My elementary school -- of which my dad was the principal -- had one regular assembly that was not to be forgotten: The Snake Man. Kids don't have such learning experiences today.
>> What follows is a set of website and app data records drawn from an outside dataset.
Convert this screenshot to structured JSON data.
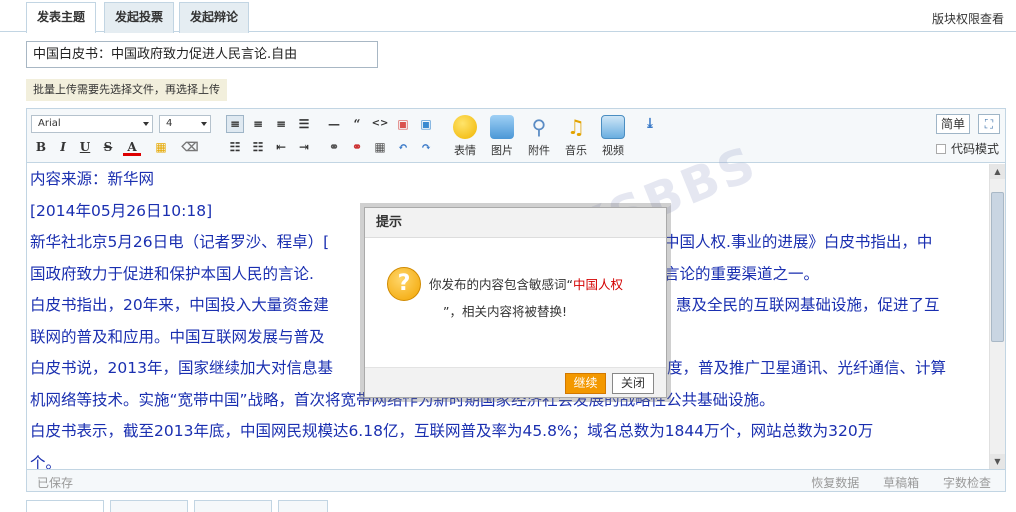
{
  "tabs": [
    {
      "label": "发表主题",
      "active": true
    },
    {
      "label": "发起投票",
      "active": false
    },
    {
      "label": "发起辩论",
      "active": false
    }
  ],
  "perm_link": "版块权限查看",
  "subject": {
    "value": "中国白皮书：中国政府致力促进人民言论.自由"
  },
  "upload_tip": "批量上传需要先选择文件，再选择上传",
  "toolbar": {
    "font_family": "Arial",
    "font_size": "4",
    "big_buttons": [
      "表情",
      "图片",
      "附件",
      "音乐",
      "视频"
    ],
    "simple_label": "简单",
    "code_mode_label": "代码模式"
  },
  "content_lines": [
    "内容来源：新华网",
    "[2014年05月26日10:18]",
    "新华社北京5月26日电（记者罗沙、程卓）[",
    "国政府致力于促进和保护本国人民的言论.",
    "白皮书指出，20年来，中国投入大量资金建",
    "联网的普及和应用。中国互联网发展与普及",
    "白皮书说，2013年，国家继续加大对信息基",
    "机网络等技术。实施“宽带中国”战略，首次将宽带网络作为新时期国家经济社会发展的战略性公共基础设施。",
    "白皮书表示，截至2013年底，中国网民规模达6.18亿，互联网普及率为45.8%；域名总数为1844万个，网站总数为320万",
    "个。"
  ],
  "content_right_fragments": [
    "中国人权.事业的进展》白皮书指出，中",
    "言论的重要渠道之一。",
    "惠及全民的互联网基础设施，促进了互",
    "",
    "度，普及推广卫星通讯、光纤通信、计算"
  ],
  "status": {
    "left": "已保存",
    "links": [
      "恢复数据",
      "草稿箱",
      "字数检查"
    ]
  },
  "watermark": "昆山论坛 KSBBS",
  "modal": {
    "title": "提示",
    "msg_before": "你发布的内容包含敏感词“",
    "keyword": "中国人权",
    "msg_after": "”，相关内容将被替换!",
    "continue_label": "继续",
    "close_label": "关闭"
  }
}
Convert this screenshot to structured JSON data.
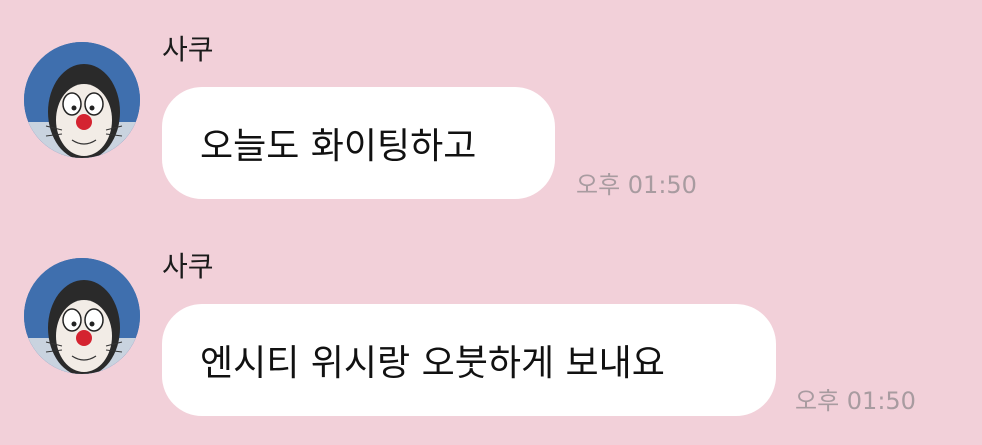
{
  "colors": {
    "background": "#f2d0d9",
    "bubble": "#ffffff",
    "timestamp": "#a89ba0",
    "avatar_background": "#3f6fae"
  },
  "messages": [
    {
      "sender": "사쿠",
      "text": "오늘도 화이팅하고",
      "time": "오후 01:50",
      "avatar_icon": "profile-photo-doraemon-filter"
    },
    {
      "sender": "사쿠",
      "text": "엔시티 위시랑 오붓하게 보내요",
      "time": "오후 01:50",
      "avatar_icon": "profile-photo-doraemon-filter"
    }
  ]
}
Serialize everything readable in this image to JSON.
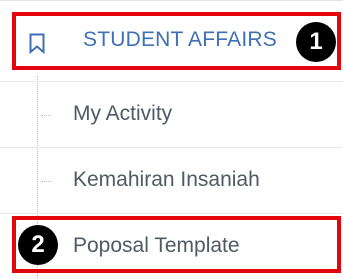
{
  "menu": {
    "section": {
      "label": "STUDENT AFFAIRS",
      "icon": "bookmark-icon"
    },
    "items": [
      {
        "label": "My Activity"
      },
      {
        "label": "Kemahiran Insaniah"
      },
      {
        "label": "Poposal Template"
      }
    ]
  },
  "annotations": [
    {
      "number": "1"
    },
    {
      "number": "2"
    }
  ],
  "colors": {
    "header_text": "#3f6fb4",
    "item_text": "#505a63",
    "callout_border": "#e3060c",
    "badge_bg": "#000000",
    "badge_text": "#ffffff"
  }
}
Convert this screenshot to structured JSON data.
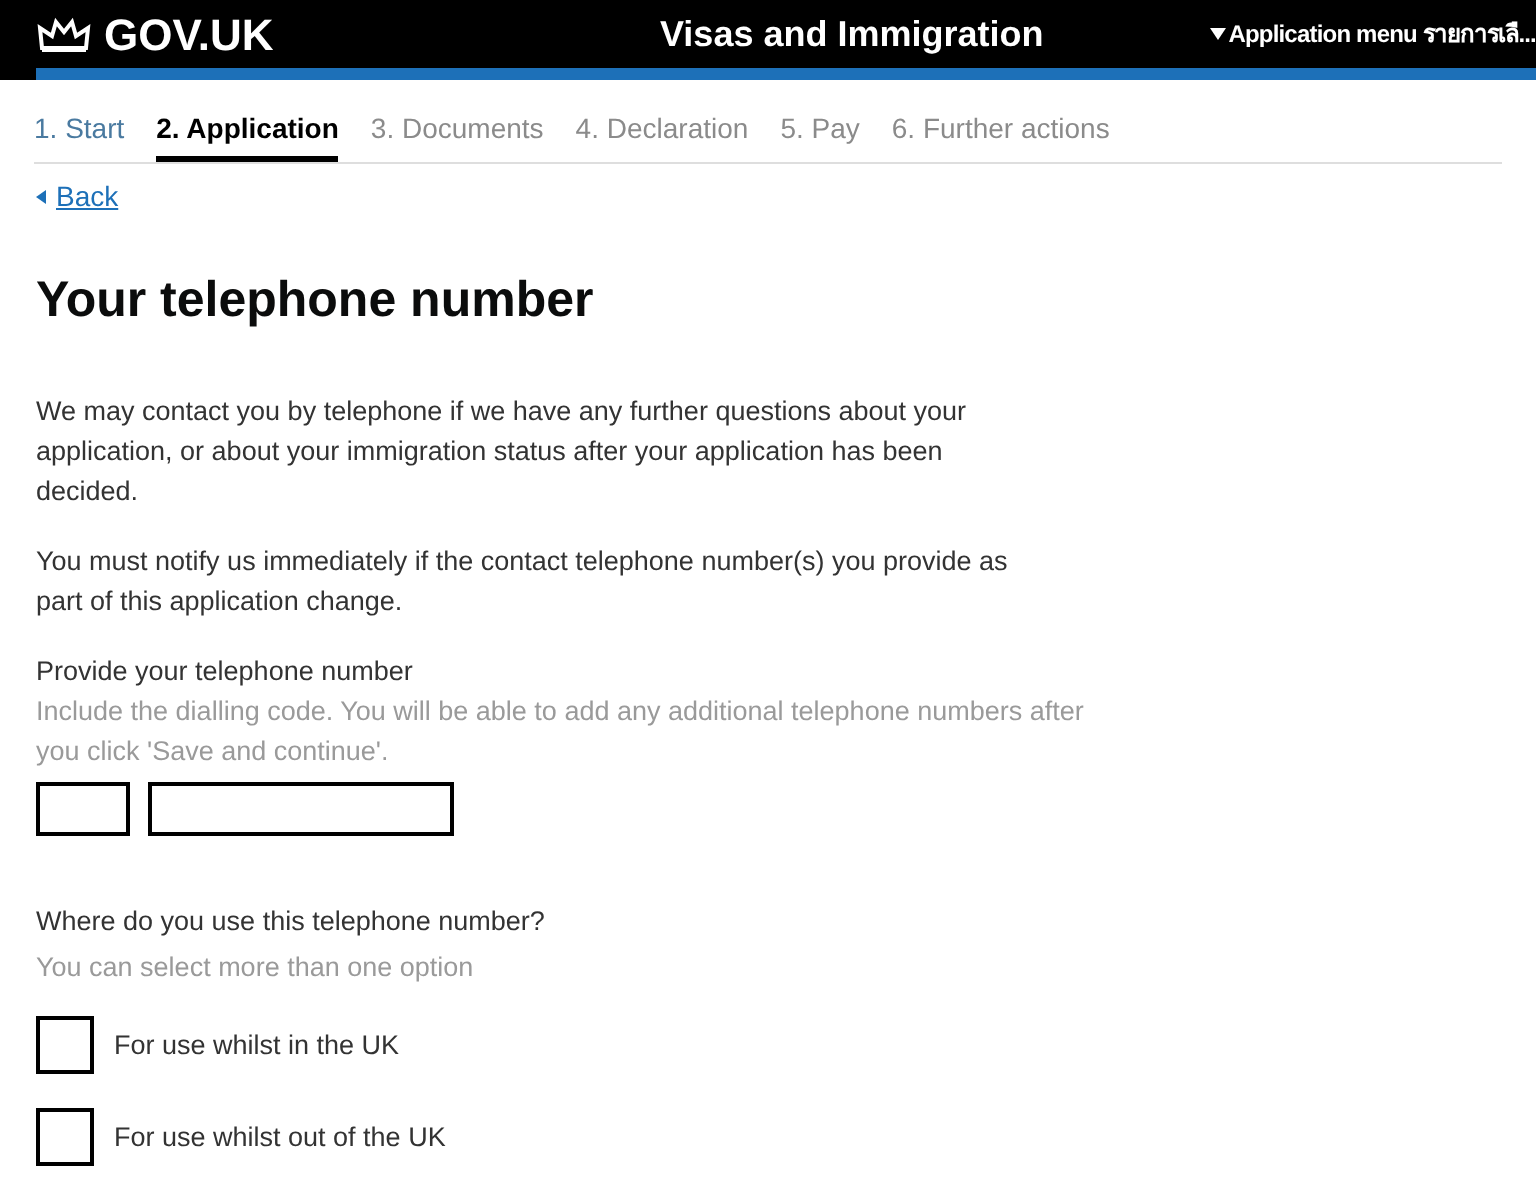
{
  "header": {
    "logo": "GOV.UK",
    "service": "Visas and Immigration",
    "menu": "Application menu รายการเลื..."
  },
  "steps": [
    {
      "label": "1. Start",
      "selected": false,
      "done": true
    },
    {
      "label": "2. Application",
      "selected": true,
      "done": false
    },
    {
      "label": "3. Documents",
      "selected": false,
      "done": false
    },
    {
      "label": "4. Declaration",
      "selected": false,
      "done": false
    },
    {
      "label": "5. Pay",
      "selected": false,
      "done": false
    },
    {
      "label": "6. Further actions",
      "selected": false,
      "done": false
    }
  ],
  "back": "Back",
  "title": "Your telephone number",
  "paragraphs": [
    "We may contact you by telephone if we have any further questions about your application, or about your immigration status after your application has been decided.",
    "You must notify us immediately if the contact telephone number(s) you provide as part of this application change."
  ],
  "phone": {
    "label": "Provide your telephone number",
    "hint": "Include the dialling code. You will be able to add any additional telephone numbers after you click 'Save and continue'."
  },
  "usage": {
    "label": "Where do you use this telephone number?",
    "hint": "You can select more than one option",
    "options": [
      {
        "label": "For use whilst in the UK",
        "checked": false
      },
      {
        "label": "For use whilst out of the UK",
        "checked": false
      }
    ]
  }
}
Here's a poem and photos from Westside School in Cedartown, Georgia.
We were seven years old that day
when the snake man visited
our school assembly, circa 1974,
the year Hank Aaron hit 715,
Evel Kneivel crashed into
the Snake River Canyon and the
Blue Flame held the Land Speed Record.
We were from the country,
not the town school,
and were not afraid of snakes.
We gathered on the lunchroom floor
around the wooden boxes
with vents to let the snakes get air,
a komodo dragon too.
had slicked black hair,
a red-and-white Marlboro pack
tucked in his short-sleeve
khaki work-shirt front pocket.
We’d watched him park his special truck,
a camper built just for snakes.
He showed us vipers, dangling from
the hook of his four-foot metal pole—
rattlers, water moccasins, a cobra—
the snake man didn’t waste our time
with the non-venomous kind,
the harmless garter snakes
we caught at home and kept in jars.
My friend Lee Hightower remembers
his komodo dragon going wild, but me,
I still see the snake man’s cobra,
scurrying lose in a determined slither,
arching up, fanning out his head and
spitting onto the wall of Westside School,
that day we were seven years old.
-- Joe Samuel Starnes